This week Amy is sharing her excitement about this new season and all the things she loves about it. It's a busy and exciting time for her... between preparing for the new school year and planning her wedding - she's sharing 5 ways she likes to prepare for Autumn. >> Read More
As a doctor and a patient, Veronique explores how trauma affects our body and the role it has in chronic illness. In this post she explains how acting out can liberate us from the fight - flight - freeze cycle that we might be stuck in. She uses it as a tool to free the nervous system, to get unstuck, experience the present moment and feel.
The idea is to act on our body's impulses by doing something a little rebellious. It's a concious choice to do something small, fun and a little daring rather than just letting our emotions or numbness take over. >> Read More

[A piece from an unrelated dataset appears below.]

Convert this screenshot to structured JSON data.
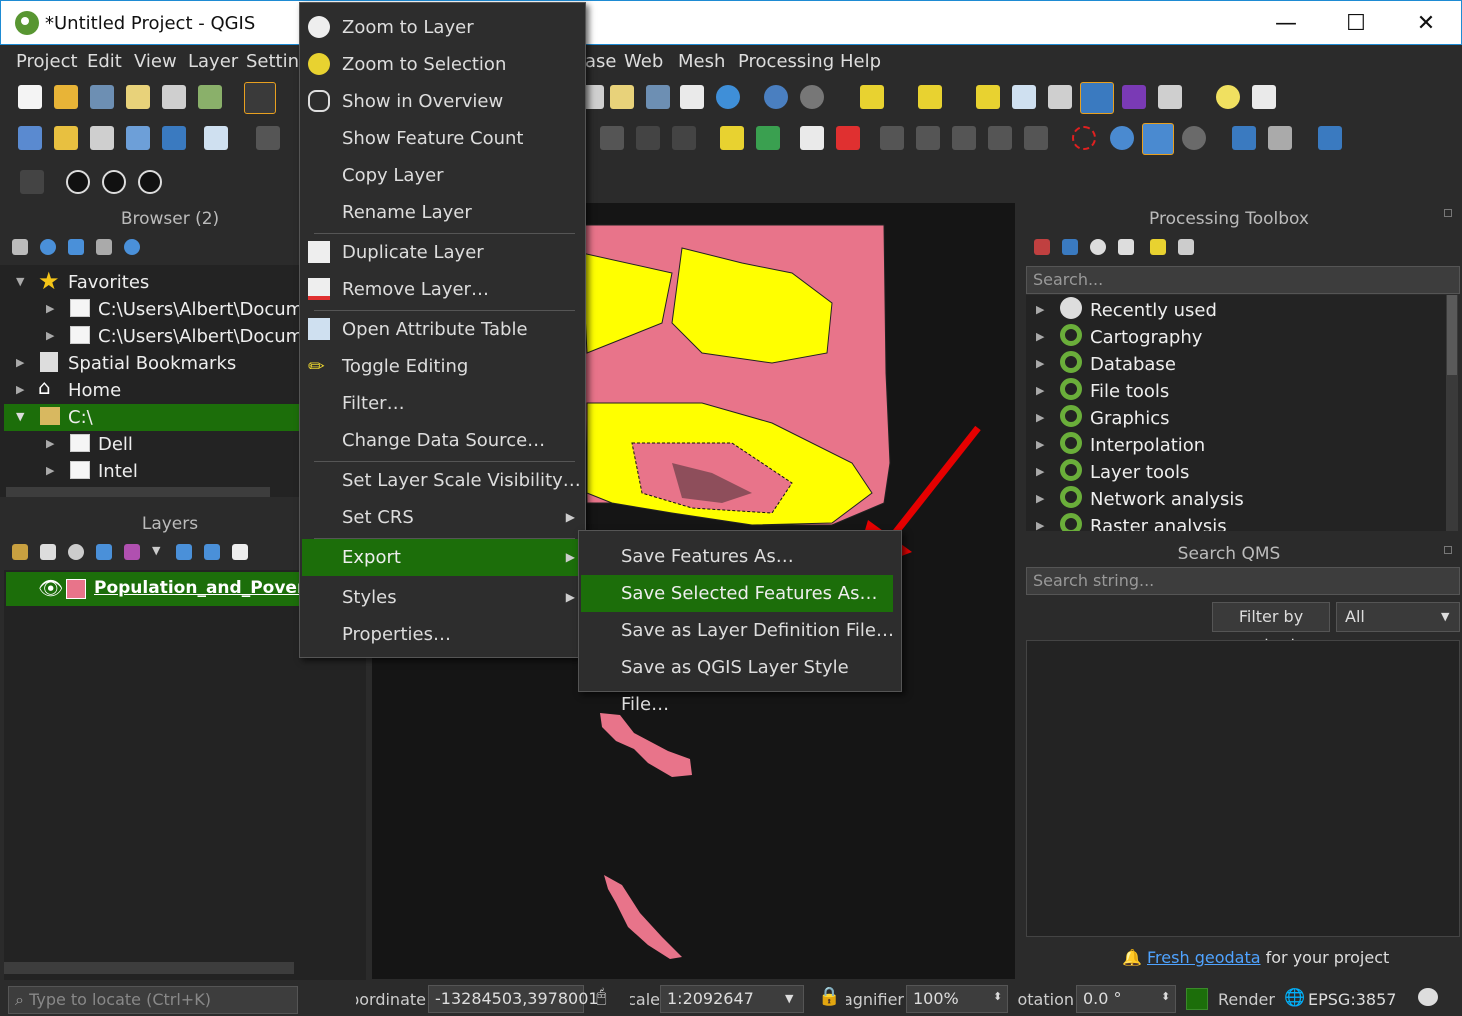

Julie has been staying in Spain while she builds her business, it has been a dream of hers which she has been working hard towards, but a recent change in social security has meant that she has had to make a tough decision.
After mourning the loss of her dream, and despite her plans being unravelled, she has found acceptance and is excited for what lies ahead, confident that better things are coming. >> Read More
In this very honest post, Jo talks about her struggles with mental health - anxiety, panic, self-doubt and the fear of looking weak or being vulnerable.
She goes on to recount her recent experience of asking for help and the positive response she got. She points out how much effort and courage it takes to reach out and let others know how much you're struggling. I loved reading her realisation that asking for help is not a sign of weakness, but of strength and wisdom. >> Read More
For most people, getting a chronic diagnosis comes as a shock, I think there are few of us who head straight to acceptance the way I did. Most people will cycle through the 5 stages of grief for years.
Sophie walks us through these stages and how she experienced them. I found her observation on acceptance really interesting, she points out that acceptance isn't a final destination, but rather a place that people might visit from time to time, just like grief and anger, they come around again. The key being accepting which stage you are at now. >> Read More